Why the ISO standard for maritime security – ISO/PAS 28007 – is not a security and human rights standard.
A recent blog on the Measuring Business and Human Rights website examines the wide range of codes of conduct and management system standards that have been developed in recent years to guide the responsible provision of security services, on land and at sea. However, the inclusion of an International Organization for Standardization (ISO) standard for maritime security in that list of codes and standards is erroneous. The ISO/PAS 28007:2012 Ships and marine technology – Guidelines for Private Maritime Security Companies (PMSC) providing privately contracted armed security personnel (PCASP) on board ships (and pro forma contract) – ISO/PAS 28007 in short – cannot be described as a “security and human rights” standard. ISO/PAS 28007 stands out from the other standards because of the lack of inclusivity and transparency in its drafting and for its failure to include human rights provisions.
To the first point, unlike the committee that drafted ANSI/ASIS PSC.1:2012 Management system for quality of private security company operations – Requirements with guidance (PSC.1 in short), which included academics and representatives from NGOs such as Human Rights First, Amnesty International USA, the Geneva Center for the Democratic Control of Armed Forces, and Fund for Peace, the Technical Committee that drafted the ISO/PAS 28007 did not include academics, civil society organizations, and other key interested parties and stakeholders.
Regarding human rights, the ISO/PAS 28007 cannot be described as contributing to the mutually reinforcing and complementary nature of the other standards. Two notes in the definitions section point out that the International Maritime Organization does not believe that the International Code of Conduct for Private Security Providers (ICoC) or the Montreux Document are applicable to maritime security operations. This will make it very challenging for the ICoC Association to consider recognizing certification to the ISO/PAS 28007 as meeting the principles and certification requirements of the ICoC.
The ICoC Association will also likely struggle with the fact that the ISO/PAS makes almost no reference to international human rights law. The Universal Declaration of Human Rights is not listed as an informative document in the bibliography, and in the entire standard human rights are only referenced twice: once in conjunction with health and safety stating that the organization should have guidelines for disciplinary offenses involving human rights abuses, and the second time to state that the organization should develop procedures to identify applicable international law to include human rights obligations. Human rights are erroneously mentioned a third time referring to possible limits under human rights law to screening personnel. International human rights law does not speak to this issue.

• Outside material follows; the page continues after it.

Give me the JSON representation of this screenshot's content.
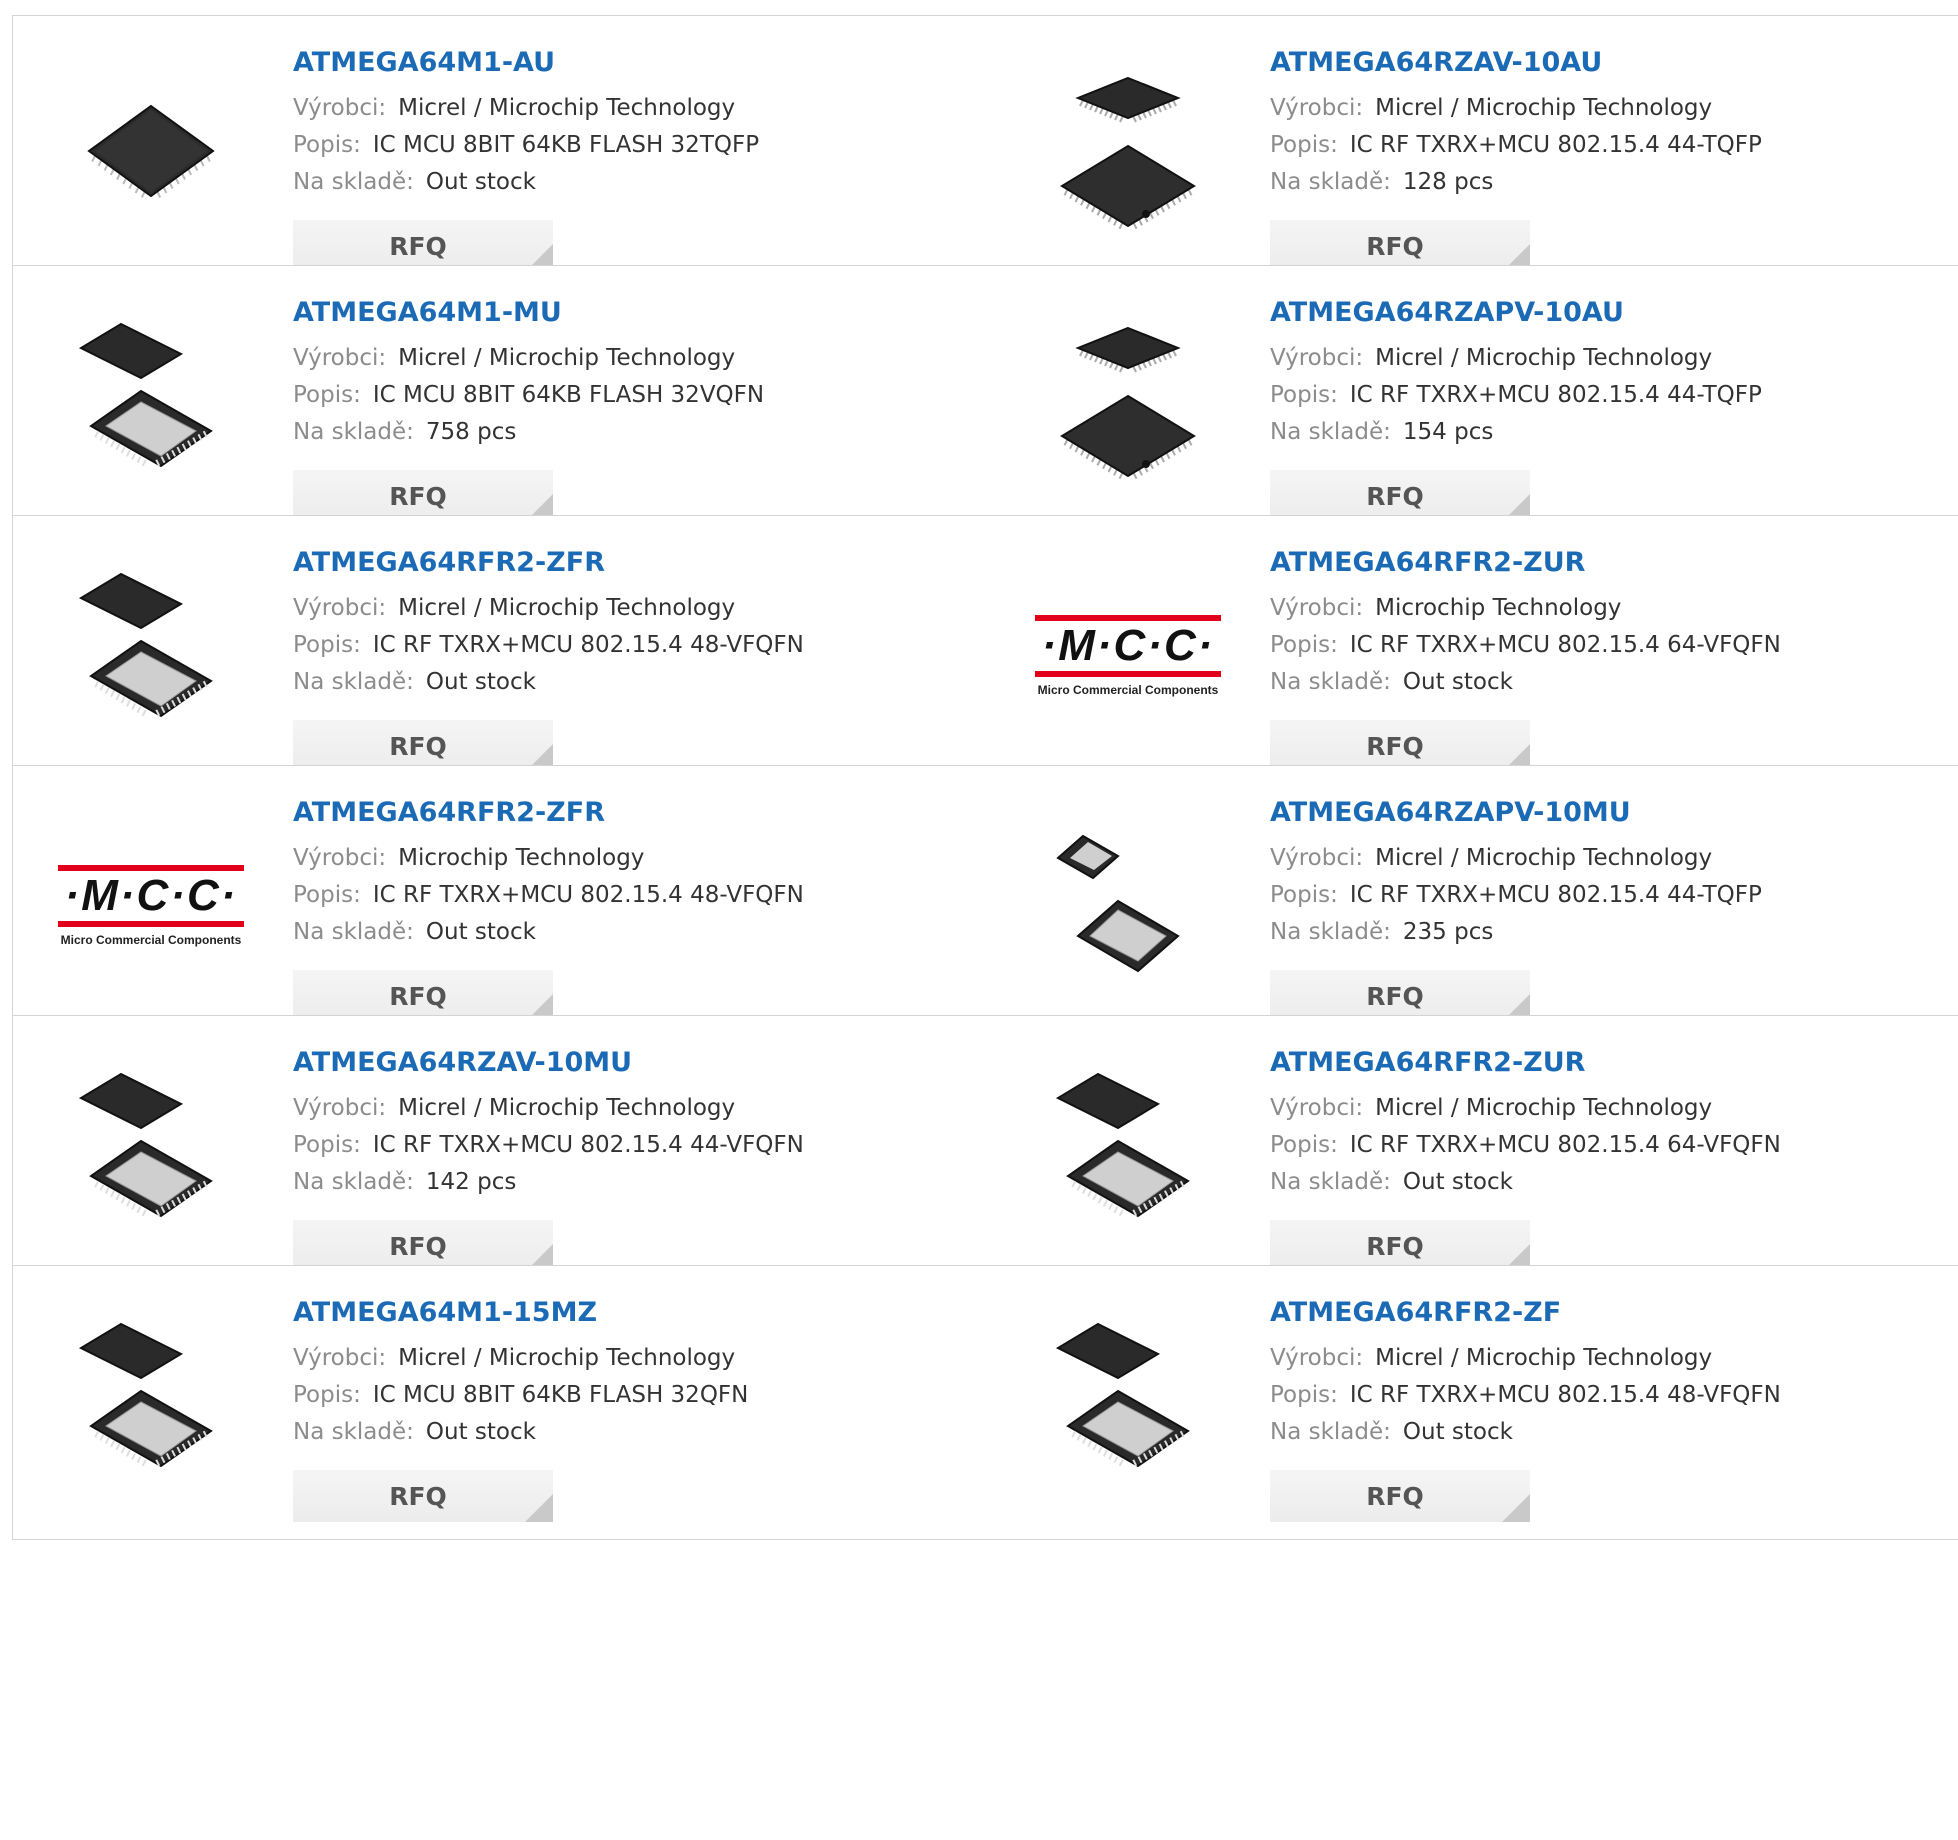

What is not addressed in the ISO/PAS 28007 that is covered in other standards like the ICoC and PSC.1? Two key issues neglected in the ISO/PAS 28007 are the responsibility of maritime security companies to respect human rights and to carry out human rights due diligence processes. There is also no mention of conducting human rights risk analyses or engaging with affected communities and stakeholders during that process. In fact, there is no mention that maritime security operations can potentially impact on human rights. Furthermore, there are no stipulations for human rights trainings for personnel, and the requirements for grievance mechanisms are inadequate. While there is a provision that no one under 18 should be employed to carry weapons, there is no reference to avoiding the worst forms of child labor or other gross human rights violations. The ISO/PAS 28007 is simply not a human rights standard.

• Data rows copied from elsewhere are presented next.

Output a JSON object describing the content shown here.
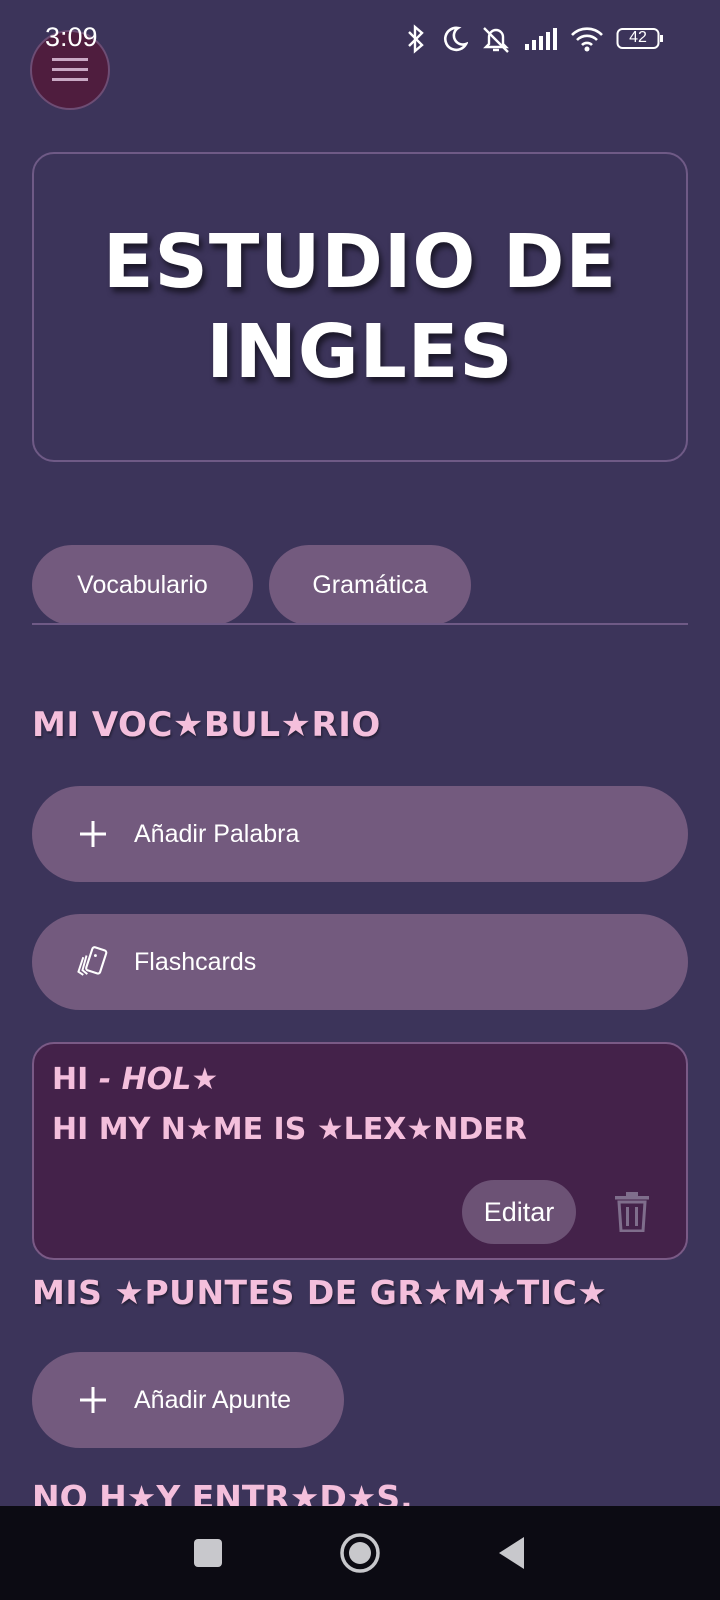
{
  "status_bar": {
    "time": "3:09",
    "battery": "42",
    "icons": [
      "bluetooth-icon",
      "moon-icon",
      "bell-off-icon",
      "signal-icon",
      "wifi-icon",
      "battery-icon"
    ]
  },
  "menu": {
    "icon": "hamburger-icon"
  },
  "header": {
    "title": "ESTUDIO DE INGLES"
  },
  "tabs": [
    {
      "label": "Vocabulario"
    },
    {
      "label": "Gramática"
    }
  ],
  "vocabulary": {
    "heading": "MI VOC★BUL★RIO",
    "add_button": {
      "label": "Añadir Palabra",
      "icon": "plus-icon"
    },
    "flashcards_button": {
      "label": "Flashcards",
      "icon": "cards-icon"
    },
    "entries": [
      {
        "word": "HI",
        "separator": " - ",
        "translation": "HOL★",
        "example": "HI MY N★ME IS ★LEX★NDER",
        "edit_label": "Editar",
        "delete_icon": "trash-icon"
      }
    ]
  },
  "grammar": {
    "heading": "MIS ★PUNTES DE GR★M★TIC★",
    "add_button": {
      "label": "Añadir Apunte",
      "icon": "plus-icon"
    },
    "empty_text": "NO H★Y ENTR★D★S."
  },
  "nav_bar": {
    "buttons": [
      "recents-icon",
      "home-icon",
      "back-icon"
    ]
  },
  "colors": {
    "background": "#3c345a",
    "pill": "#735a7e",
    "card": "#44224a",
    "accent_pink": "#f4bfdc",
    "menu_button": "#4f1d3e"
  }
}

Unfortunately, it also falls short in terms of what certification to the standard can hope to accomplish with regards to ensuring responsible provision of maritime security services. One important point about certification to the ISO/PAS 28007 needs to be clarified. Companies are not certified to the ISO/PAS 28007; as a Publicly Available Specification (PAS) this is not possible. Technically they are certified to ISO 28000: Specification for security management systems for the supply chain using ISO/PAS 28007 as guidance. Here there is a fundamental breakdown in the logic of what companies claim to be achieving through certification. The ISO 28000 is about addressing risks in the supply chain. It is not about addressing the risks of security operations, or about the quality of security operations – two things that PSC.1 does address.
Currently, the Technical Committee that created the ISO/PAS 28007 has submitted it for comments and voting as a Draft International Standard (DIS). If successful, this would turn the ISO/PAS into a full ISO international standard. The DIS has not been updated and is the PAS word for word – quite surprising considering that 22 maritime security companies have been certified to date. One would think that there would have been at least a few lessons learned that would indicate the need for some changes to the standard’s language. The DIS is currently open for comment until the end of October and the vote closes on November 19. Interested parties should take this opportunity to reach out to their national standards bodies and submit their comments and concerns. If the ISO 28007 wants to be in the company of the other security standards detailed in the Measuring Business and Human Rights blog, it must include human rights provisions.
For a detailed chart, comparing the provisions of the ICoC, PSC.1 and the Voluntary Principles on Security and Human Rights, see the recent briefing paper by Human Analytics.